# [Provided data]
##############################

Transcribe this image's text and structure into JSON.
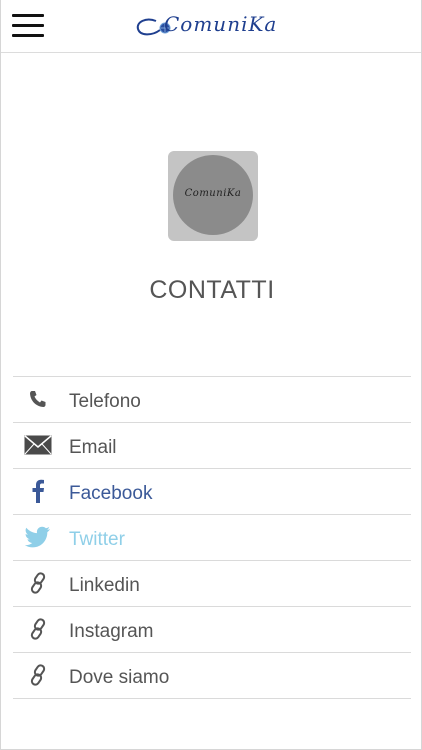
{
  "header": {
    "logo_text": "ComuniKa"
  },
  "hero": {
    "logo_text": "ComuniKa",
    "title": "CONTATTI"
  },
  "contacts": {
    "items": [
      {
        "label": "Telefono",
        "icon": "phone-icon"
      },
      {
        "label": "Email",
        "icon": "envelope-icon"
      },
      {
        "label": "Facebook",
        "icon": "facebook-icon"
      },
      {
        "label": "Twitter",
        "icon": "twitter-icon"
      },
      {
        "label": "Linkedin",
        "icon": "link-icon"
      },
      {
        "label": "Instagram",
        "icon": "link-icon"
      },
      {
        "label": "Dove siamo",
        "icon": "link-icon"
      }
    ]
  },
  "colors": {
    "logo_blue": "#1f3f8f",
    "facebook": "#3b5998",
    "twitter": "#8fcfe8",
    "text": "#555555"
  }
}
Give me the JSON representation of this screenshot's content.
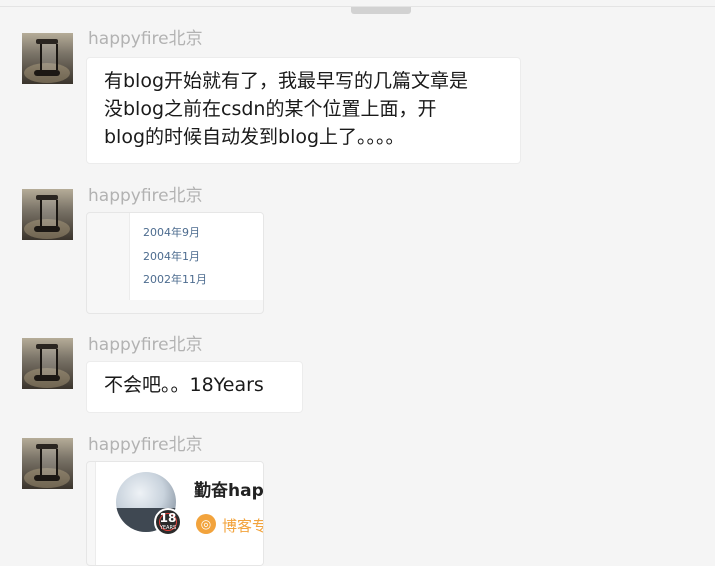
{
  "messages": [
    {
      "sender": "happyfire北京",
      "text": "有blog开始就有了，我最早写的几篇文章是\n没blog之前在csdn的某个位置上面，开\nblog的时候自动发到blog上了。。。。"
    },
    {
      "sender": "happyfire北京",
      "dates": [
        "2004年9月",
        "2004年1月",
        "2002年11月"
      ]
    },
    {
      "sender": "happyfire北京",
      "text": "不会吧。。18Years"
    },
    {
      "sender": "happyfire北京",
      "profile_card": {
        "name": "勤奋happy",
        "badge_number": "18",
        "badge_text": "YEARS",
        "blog_expert_label": "博客专家"
      }
    }
  ],
  "icons": {
    "avatar": "hourglass-photo-avatar",
    "blog_expert": "blog-expert-icon"
  },
  "colors": {
    "background": "#f5f5f5",
    "sender_name": "#b2b2b2",
    "link": "#4d6c8f",
    "expert_orange": "#f2a33c",
    "badge_ring": "#e3413a"
  }
}
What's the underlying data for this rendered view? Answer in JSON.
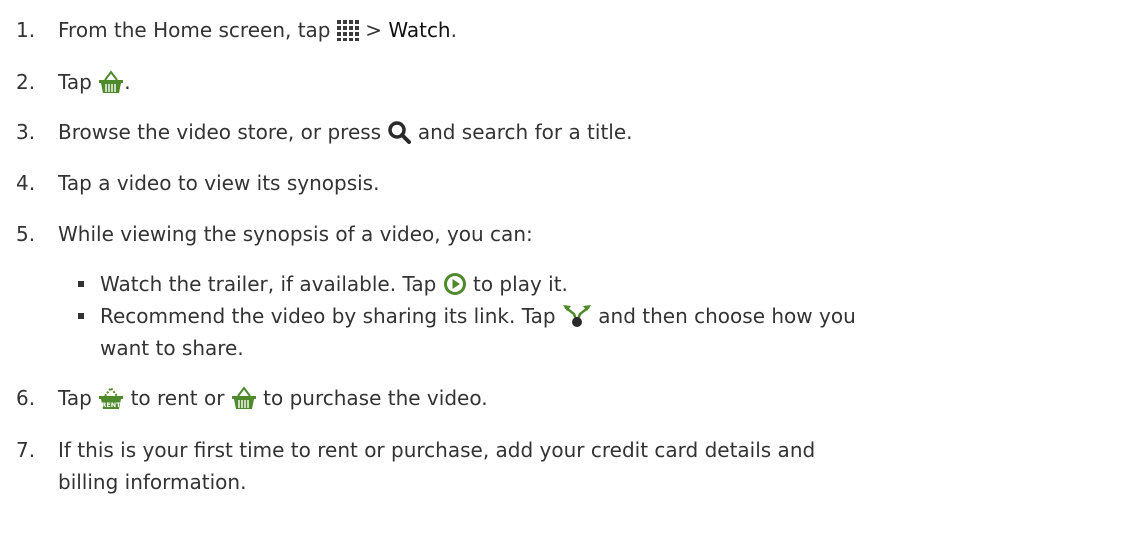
{
  "steps": [
    {
      "num": "1.",
      "before": "From the Home screen, tap",
      "icon": "apps-grid-icon",
      "after_sep": ">",
      "bold": "Watch",
      "end": "."
    },
    {
      "num": "2.",
      "before": "Tap",
      "icon": "store-basket-icon",
      "end": "."
    },
    {
      "num": "3.",
      "before": "Browse the video store, or press",
      "icon": "search-icon",
      "after": "and search for a title."
    },
    {
      "num": "4.",
      "text": "Tap a video to view its synopsis."
    },
    {
      "num": "5.",
      "text": "While viewing the synopsis of a video, you can:"
    },
    {
      "num": "6.",
      "before": "Tap",
      "icon": "rent-icon",
      "icon_label": "RENT",
      "mid": "to rent or",
      "icon2": "store-basket-icon",
      "after": "to purchase the video."
    },
    {
      "num": "7.",
      "line1": "If this is your first time to rent or purchase, add your credit card details and",
      "line2": "billing information."
    }
  ],
  "bullets": [
    {
      "before": "Watch the trailer, if available. Tap",
      "icon": "play-circle-icon",
      "after": "to play it."
    },
    {
      "before": "Recommend the video by sharing its link. Tap",
      "icon": "share-icon",
      "after": "and then choose how you",
      "line2": "want to share."
    }
  ],
  "colors": {
    "text": "#333333",
    "icon_green": "#4e8a2c",
    "icon_dark": "#3a3a3a"
  }
}
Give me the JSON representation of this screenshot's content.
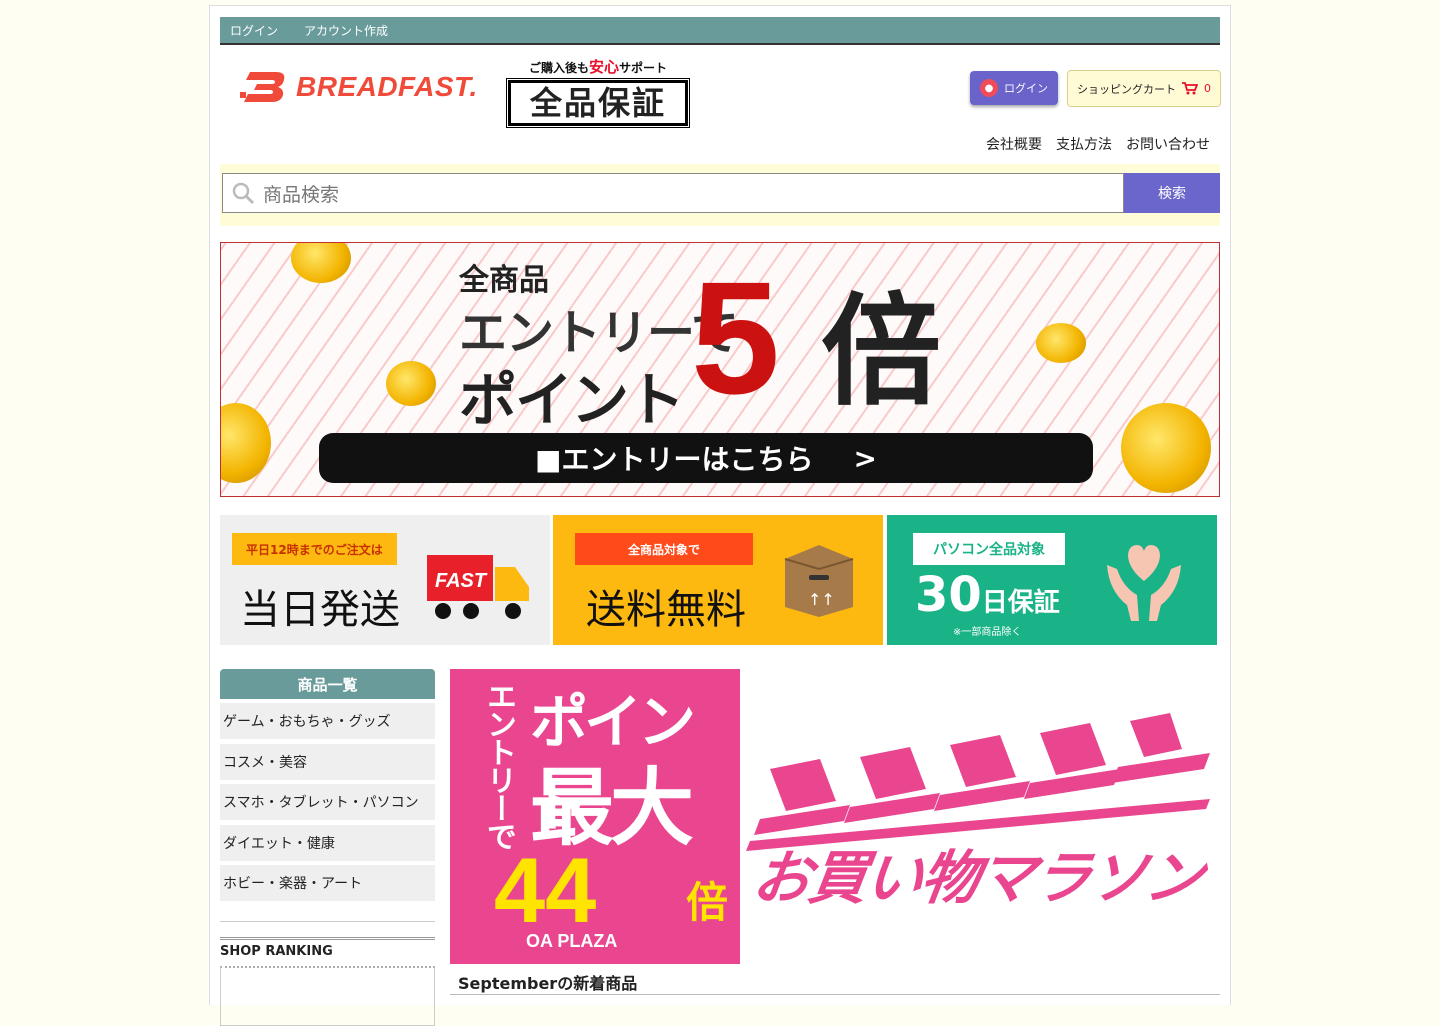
{
  "topbar": {
    "login": "ログイン",
    "signup": "アカウント作成"
  },
  "logo": {
    "text": "BREADFAST."
  },
  "guarantee": {
    "support_pre": "ご購入後も",
    "support_em": "安心",
    "support_post": "サポート",
    "badge": "全品保証"
  },
  "header": {
    "login_button": "ログイン",
    "cart_label": "ショッピングカート",
    "cart_count": "0"
  },
  "subnav": [
    "会社概要",
    "支払方法",
    "お問い合わせ"
  ],
  "search": {
    "placeholder": "商品検索",
    "button": "検索"
  },
  "hero": {
    "line1": "全商品",
    "line2": "エントリーで",
    "line3": "ポイント",
    "number": "5",
    "suffix": "倍",
    "cta": "■エントリーはこちら",
    "cta_arrow": ">"
  },
  "features": [
    {
      "tag": "平日12時までのご注文は",
      "main": "当日発送",
      "icon_text": "FAST"
    },
    {
      "tag": "全商品対象で",
      "main": "送料無料"
    },
    {
      "tag": "パソコン全品対象",
      "main_num": "30",
      "main_text": "日保証",
      "note": "※一部商品除く"
    }
  ],
  "sidebar": {
    "heading": "商品一覧",
    "items": [
      "ゲーム・おもちゃ・グッズ",
      "コスメ・美容",
      "スマホ・タブレット・パソコン",
      "ダイエット・健康",
      "ホビー・楽器・アート"
    ],
    "ranking": "SHOP RANKING"
  },
  "promo": {
    "vertical": "エントリーで",
    "point": "ポイント",
    "max": "最大",
    "number": "44",
    "suffix": "倍",
    "brand": "OA PLAZA",
    "marathon": "お買い物マラソン"
  },
  "news": {
    "title": "Septemberの新着商品"
  },
  "colors": {
    "teal": "#6a9b9b",
    "purple": "#6a66cc",
    "red": "#e8102a",
    "pink": "#e9468f",
    "green": "#1ab287",
    "orange": "#fdb910"
  }
}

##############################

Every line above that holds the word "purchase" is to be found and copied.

# [Solution for this exercise]
      "after": "to purchase the video."
      "line1": "If this is your first time to rent or purchase, add your credit card details and",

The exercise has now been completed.